By Calvin at 10:30 GMT, 9 years ago
On 29th October the Independent newspaper ran a short story about how spending on crime prevention work has been reduced by £35m since 2010. Here’s the link
This shouldn’t come as any surprise since the coalition government set out to reduce public spending across the board and the police service and the ‘crime prevention’ budget for things like CCTV, better street lighting and police visits to schools weren’t going to be treated any differently. What has surprised me with this latest story a little is the sheer scale of the cut. According to The Independent report the budget has fallen from £61m in 2010 to 24.6m for 2012-13, which is a 60% reduction over the two years. Compare this with the 20% reduction in the policing budget over five years and we can see that spending on ‘crime prevention’ both within and outside the police service is getting a much bigger hit.

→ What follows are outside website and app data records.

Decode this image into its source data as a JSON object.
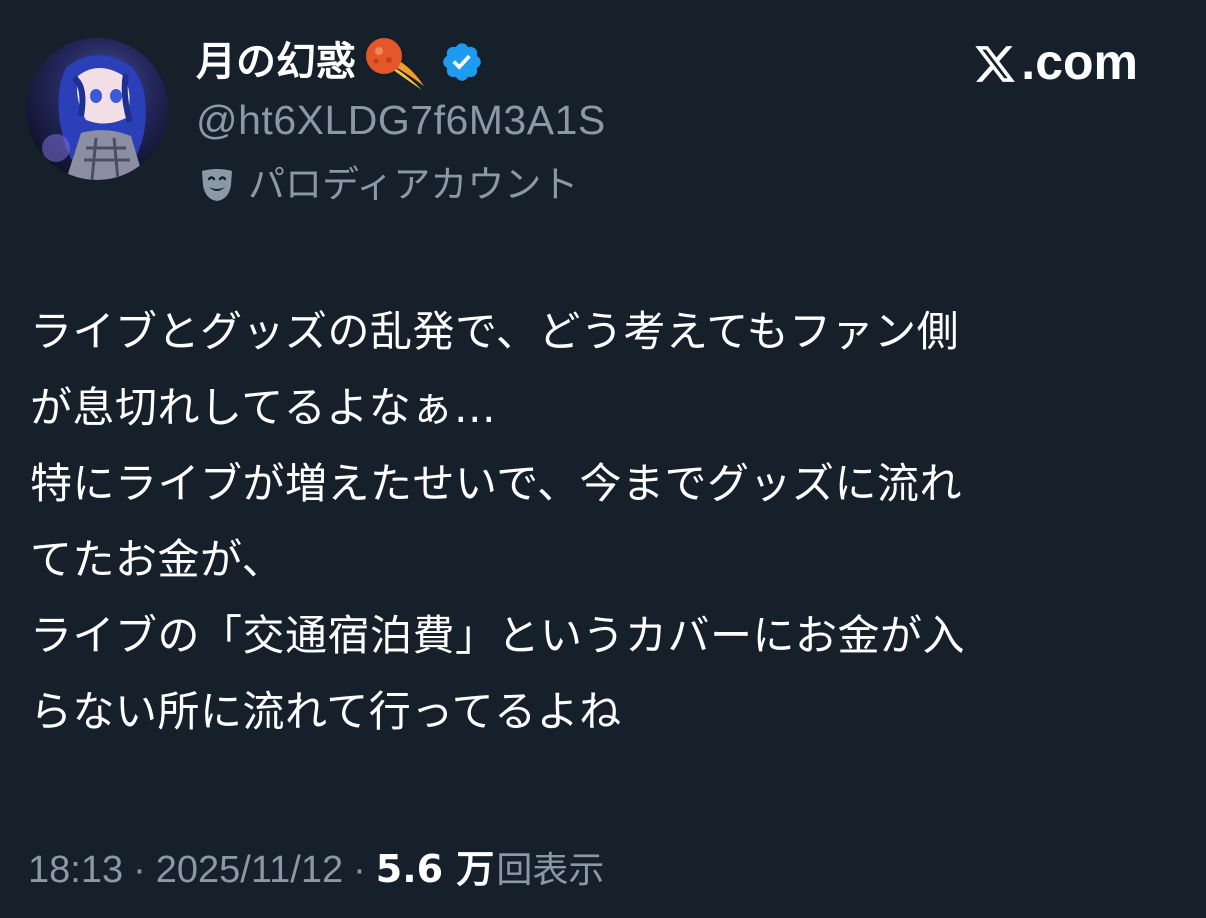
{
  "author": {
    "display_name": "月の幻惑",
    "emoji_icon": "comet-icon",
    "verified_icon": "verified-badge-icon",
    "handle": "@ht6XLDG7f6M3A1S",
    "parody_icon": "theater-mask-icon",
    "parody_label": "パロディアカウント"
  },
  "brand": {
    "text": ".com",
    "icon": "x-logo-icon"
  },
  "tweet": {
    "lines": [
      "ライブとグッズの乱発で、どう考えてもファン側",
      "が息切れしてるよなぁ…",
      "特にライブが増えたせいで、今までグッズに流れ",
      "てたお金が、",
      "ライブの「交通宿泊費」というカバーにお金が入",
      "らない所に流れて行ってるよね"
    ]
  },
  "meta": {
    "time": "18:13",
    "separator": "·",
    "date": "2025/11/12",
    "views_count": "5.6 万",
    "views_label": "回表示"
  },
  "colors": {
    "background": "#15202b",
    "primary_text": "#ffffff",
    "secondary_text": "#8b98a5",
    "verified_blue": "#1d9bf0"
  }
}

I’ve reported in this blog previously that ‘crime prevention’ budget cuts in the police service have been disproportionate with some forces loosing as many as 75% of its full time crime prevention staff, so this latest story seems to add to wider concerns that real spending on crime prevention across the board is losing its appeal to government.

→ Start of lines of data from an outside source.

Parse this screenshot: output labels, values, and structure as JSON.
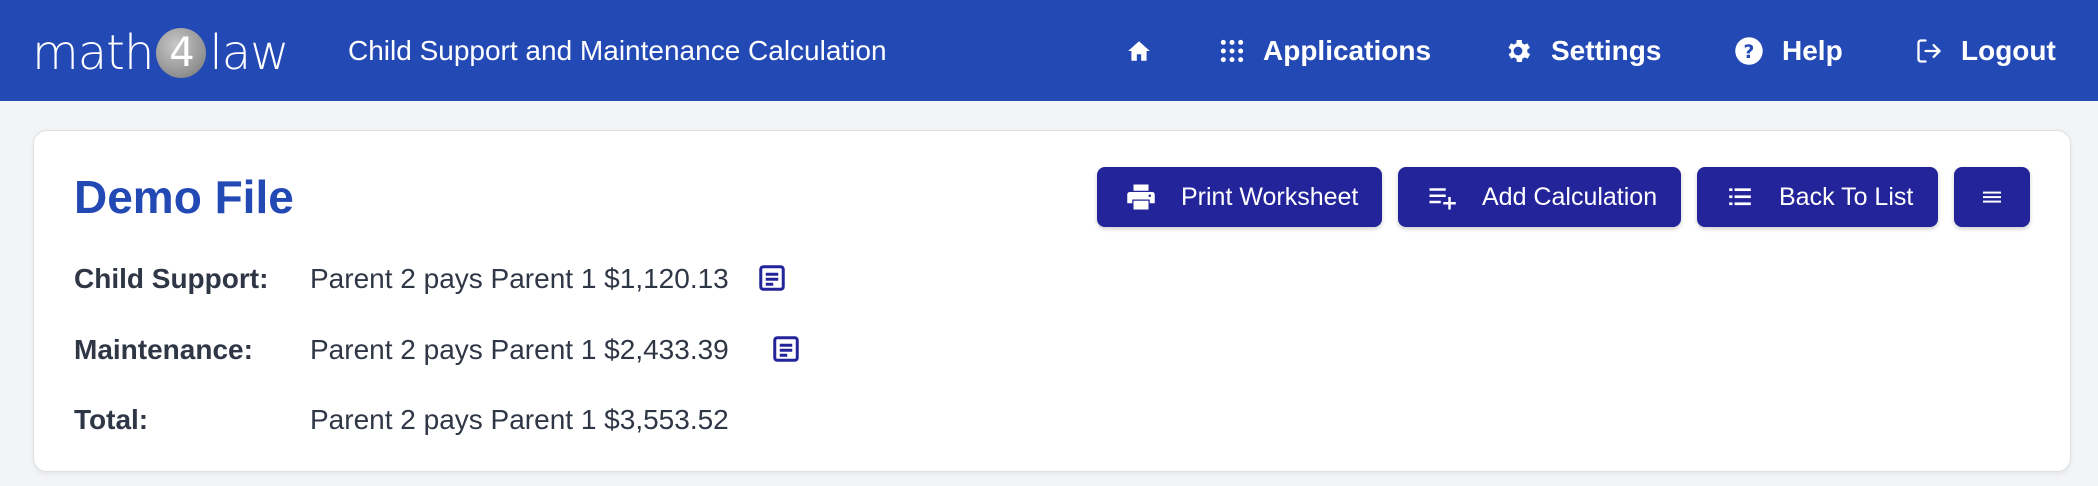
{
  "header": {
    "logo": {
      "left": "math",
      "digit": "4",
      "right": "law"
    },
    "app_title": "Child Support and Maintenance Calculation",
    "nav": {
      "home_icon": "home-icon",
      "applications": "Applications",
      "settings": "Settings",
      "help": "Help",
      "logout": "Logout"
    }
  },
  "file": {
    "title": "Demo File",
    "actions": {
      "print": "Print Worksheet",
      "add": "Add Calculation",
      "back": "Back To List",
      "menu_icon": "hamburger-menu-icon"
    }
  },
  "results": [
    {
      "label": "Child Support:",
      "value": "Parent 2 pays Parent 1 $1,120.13",
      "icon": "worksheet-doc-icon"
    },
    {
      "label": "Maintenance:",
      "value": "Parent 2 pays Parent 1 $2,433.39",
      "icon": "worksheet-doc-icon"
    },
    {
      "label": "Total:",
      "value": "Parent 2 pays Parent 1 $3,553.52"
    }
  ],
  "colors": {
    "header_bg": "#2349b5",
    "button_bg": "#23239a",
    "title": "#2349b5",
    "text": "#2f3645"
  }
}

Of course, if you’re going to reduce the crime prevention budget or dispose of the Crime Prevention Officer role now is the time to do it! Falling crime levels - at their lowest for three decades - and an economic recession hitting police budgets provide just the right excuses to make these changes. Maybe we’ll end up like the Dutch Police who ditched crime prevention entirely some seven years ago (to be picked up by the local authorities).

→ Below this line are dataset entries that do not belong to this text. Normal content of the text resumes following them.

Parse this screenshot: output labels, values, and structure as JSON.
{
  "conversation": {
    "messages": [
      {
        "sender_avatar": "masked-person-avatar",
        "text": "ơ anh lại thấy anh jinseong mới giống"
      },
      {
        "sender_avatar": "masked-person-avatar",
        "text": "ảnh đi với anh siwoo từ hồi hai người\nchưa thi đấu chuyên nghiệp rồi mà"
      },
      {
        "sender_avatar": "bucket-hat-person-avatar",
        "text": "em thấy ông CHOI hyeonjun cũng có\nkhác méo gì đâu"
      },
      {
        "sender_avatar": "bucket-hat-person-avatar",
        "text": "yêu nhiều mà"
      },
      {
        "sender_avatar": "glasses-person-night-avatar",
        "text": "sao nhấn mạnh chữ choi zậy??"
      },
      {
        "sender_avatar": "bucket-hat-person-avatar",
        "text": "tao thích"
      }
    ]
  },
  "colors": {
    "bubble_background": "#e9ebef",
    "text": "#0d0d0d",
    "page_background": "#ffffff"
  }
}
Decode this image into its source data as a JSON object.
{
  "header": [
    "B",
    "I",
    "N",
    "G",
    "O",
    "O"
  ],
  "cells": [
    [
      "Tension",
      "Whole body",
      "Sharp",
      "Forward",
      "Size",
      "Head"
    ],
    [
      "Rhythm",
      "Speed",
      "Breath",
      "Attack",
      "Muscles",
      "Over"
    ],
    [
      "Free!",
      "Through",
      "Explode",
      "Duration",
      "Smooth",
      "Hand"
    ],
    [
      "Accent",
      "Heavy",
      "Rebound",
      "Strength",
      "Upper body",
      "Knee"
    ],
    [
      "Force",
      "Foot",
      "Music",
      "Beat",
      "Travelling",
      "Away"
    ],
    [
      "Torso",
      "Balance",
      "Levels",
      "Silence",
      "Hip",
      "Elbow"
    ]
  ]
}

In December I’m attending the very last ‘former and serving’ Camden Police Crime Prevention Officers’ Xmas lunch at the usual Greek Restaurant in Camden Town. Why the last? Because 2012 has marked the departure of the last Crime Prevention Officer from the Met police (from Camden) and that person has switched off the lights.